Another question that has plagued a lot of you is whether one must apply ‘general knowledge’ while solving CR questions, especially strengthening and weakening arguments. I would assume that by ‘general knowledge’, you mean the information that you know as a matter of common sense.
With respect to critical reasoning generally, and strengthening and weakening arguments, there is no single rule regarding application of this knowledge.
What you need to look out for is most often a logical flaw or inconsistency. The best approach would be to look at the answer options and see which fits best. At times, applying general knowledge will lead you to picking out the right logical flaw, and at times, the flaw might not be directly consonant with your general knowledge. The key is to pick out the correct logical flaw, or the kind of logic followed, in either scenario.
See for example, this question:
In many pre-schools, children tend to commonly get colds before their resistance develops and the colds become much less frequent. It is clear that a child requires several colds before white blood cell concentrations rise high enough to effectively deal with colds.
Which of the following, if true, most seriously weakens this theory?
a) Children commonly spread viruses and bacteria in a small closed environment.
b) The use of Vitamin C increases resistance to the common cold and decreases its frequency.
c) Parents stock up on cold medicine after a child gets sick that alleviate the symptoms of a cold.
d) There are many strains of the cold virus and children develop resistance to individual strains.
e) White blood cells fight infection and their production levels are stimulated by high infection levels.
What is the argument trying to convey? It says that children commonly get many colds before they become resistant. The deduction then drawn is that it takes several colds for immunity to develop sufficiently. What would most weaken this deduction? You need to show either that several colds are unnecessary, or that there is a different cause for immunity, other than having to go through several colds.
Option (a) tells you that closed environments cause colds – unrelated to the main argument. Option (b) talks about Vitamin C – unrelated. Option (c) talks about parents stocking up on medicine, which alleviates symptoms. This could undermine the argument, however, it merely alleviates symptoms, not the disease itself. (So, you still have the cold, but perhaps not a runny nose or a headache). Option (d) suggests an alternative explanation for the apparent improvement in a child’s ability to fight colds: the child simply becomes immune to individual viruses per se, but not all colds in general. This definitely weakens the argument. Option (e) actually strengthens the argument.

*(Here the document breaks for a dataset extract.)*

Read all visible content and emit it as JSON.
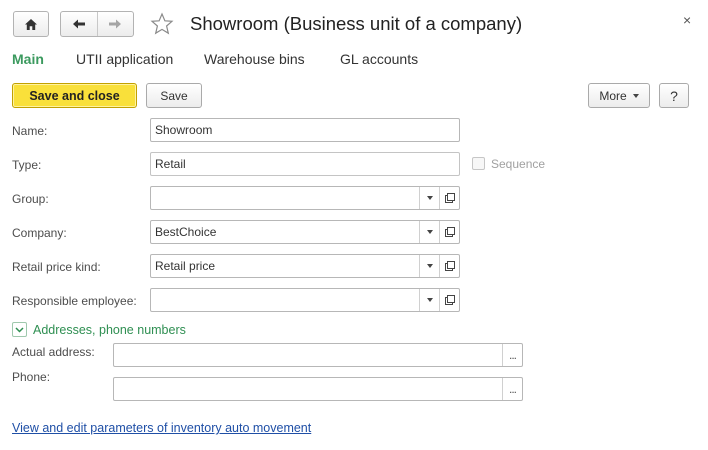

So, the key to getting better at CR is to practice and identify the logical flow in the argument, and then discern what the assumption is, what the conclusions are, whether there is a break in the logical flow, and what could undermine or strengthen that flow. You will have to read the question and break it into parts, and then solve accordingly. There is no single formula to arriving at the right answer. It takes patience, careful consideration of the argument before you, and appropriate application of logic. While this might all sound like an insurmountable difficulty, some practice will push you along and boost your confidence too! (That’s always a wonderful feeling, right?)
So go pick up a test, and get cracking! (If you want us to send you tests – here you go.)